**TASK PROMPT:**
If a line in the entries contains the string "Training", include that line in your answer.

**RECORDS SHOWN:**
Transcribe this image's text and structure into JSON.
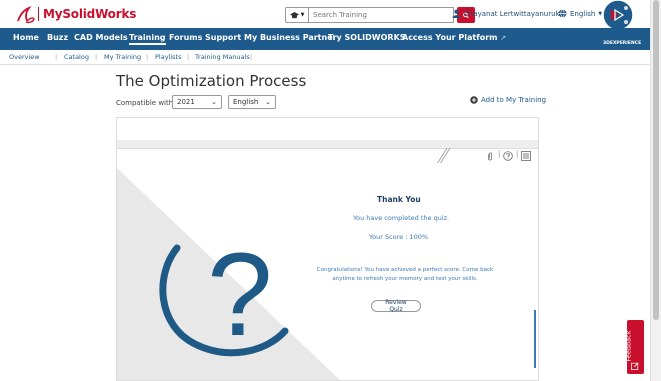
{
  "header": {
    "brand": "MySolidWorks",
    "search_placeholder": "Search Training",
    "user_name": "Chayanat Lertwittayanuruk",
    "language": "English"
  },
  "nav": {
    "items": [
      "Home",
      "Buzz",
      "CAD Models",
      "Training",
      "Forums",
      "Support",
      "My Business Partner",
      "Try SOLIDWORKS",
      "Access Your Platform"
    ],
    "active": "Training",
    "platform_label": "3DEXPERIENCE"
  },
  "subnav": {
    "items": [
      "Overview",
      "Catalog",
      "My Training",
      "Playlists",
      "Training Manuals"
    ]
  },
  "page": {
    "title": "The Optimization Process",
    "compat_label": "Compatible with",
    "version": "2021",
    "language": "English",
    "add_label": "Add to My Training"
  },
  "quiz": {
    "thank_you": "Thank You",
    "completed": "You have completed the quiz.",
    "score_label": "Your Score :",
    "score_value": "100%",
    "congrats": "Congratulations! You have achieved a perfect score. Come back anytime to refresh your memory and test your skills.",
    "review_button": "Review Quiz"
  },
  "feedback": {
    "label": "Feedback"
  },
  "colors": {
    "brand_red": "#c8102e",
    "nav_blue": "#1e5a8c",
    "quiz_blue": "#1e3f66"
  }
}
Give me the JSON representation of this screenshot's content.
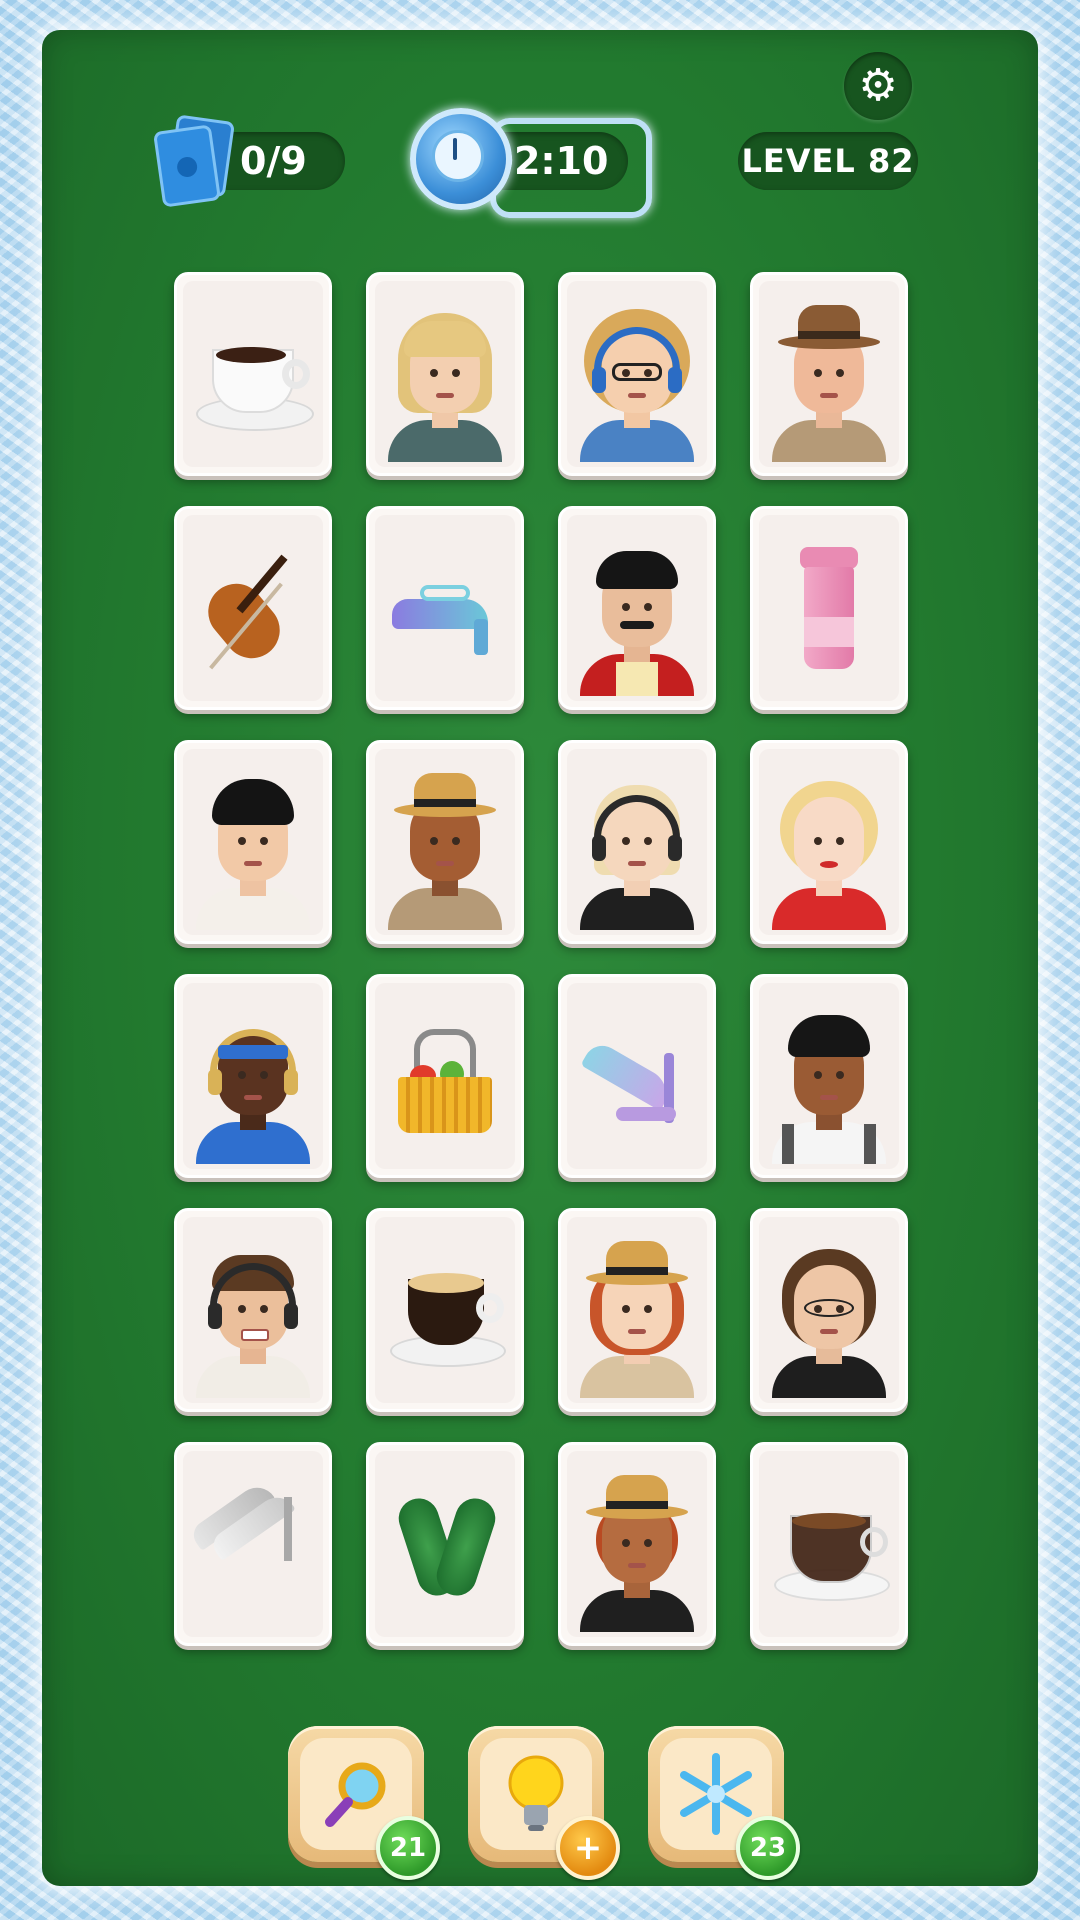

**EXERCISE ANSWER:**
    "search_placeholder": "Search Training",
      "Training",
    "active": "Training",
      "My Training",
      "Training Manuals"
    "add_label": "Add to My Training"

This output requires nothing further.